▸ Task brief
Read through the material below and find each line that has the word "image"; copy it.
[Exercise materials]
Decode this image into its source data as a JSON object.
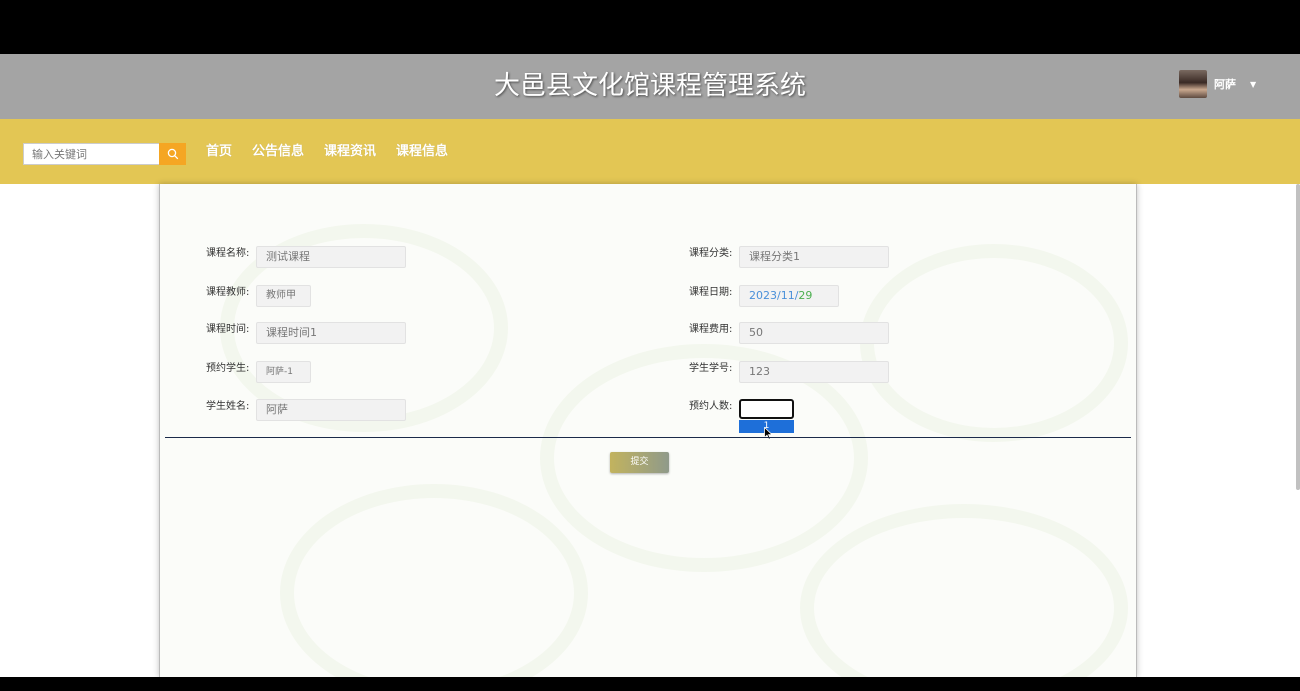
{
  "header": {
    "title": "大邑县文化馆课程管理系统"
  },
  "user": {
    "name": "阿萨"
  },
  "search": {
    "placeholder": "输入关键词"
  },
  "nav": {
    "items": [
      "首页",
      "公告信息",
      "课程资讯",
      "课程信息"
    ]
  },
  "form": {
    "course_name": {
      "label": "课程名称",
      "value": "测试课程"
    },
    "course_category": {
      "label": "课程分类",
      "value": "课程分类1"
    },
    "course_teacher": {
      "label": "课程教师",
      "value": "教师甲"
    },
    "course_date": {
      "label": "课程日期",
      "year_month": "2023/11/",
      "day": "29"
    },
    "course_time": {
      "label": "课程时间",
      "value": "课程时间1"
    },
    "course_fee": {
      "label": "课程费用",
      "value": "50"
    },
    "reserved_student": {
      "label": "预约学生",
      "value": "阿萨-1"
    },
    "student_id": {
      "label": "学生学号",
      "value": "123"
    },
    "student_name": {
      "label": "学生姓名",
      "value": "阿萨"
    },
    "reserve_count": {
      "label": "预约人数",
      "value": "",
      "options": [
        "1"
      ]
    }
  },
  "actions": {
    "submit": "提交"
  }
}
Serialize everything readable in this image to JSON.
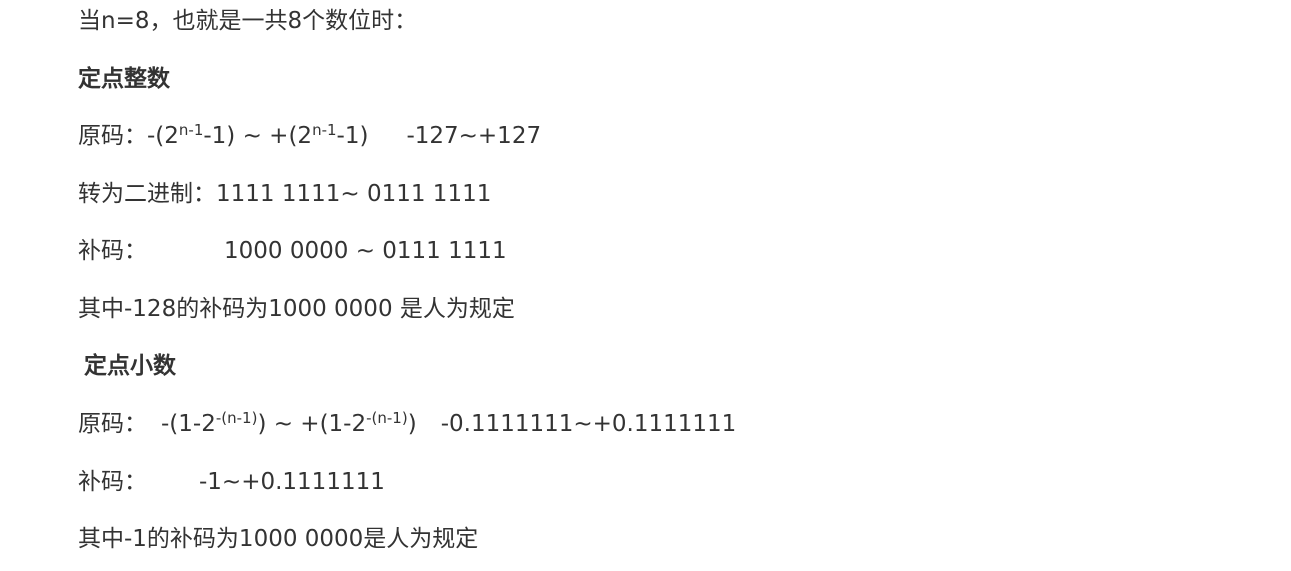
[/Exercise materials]
▸ Answer space
Decode this image into its source data as a JSON object.
Serialize everything readable in this image to JSON.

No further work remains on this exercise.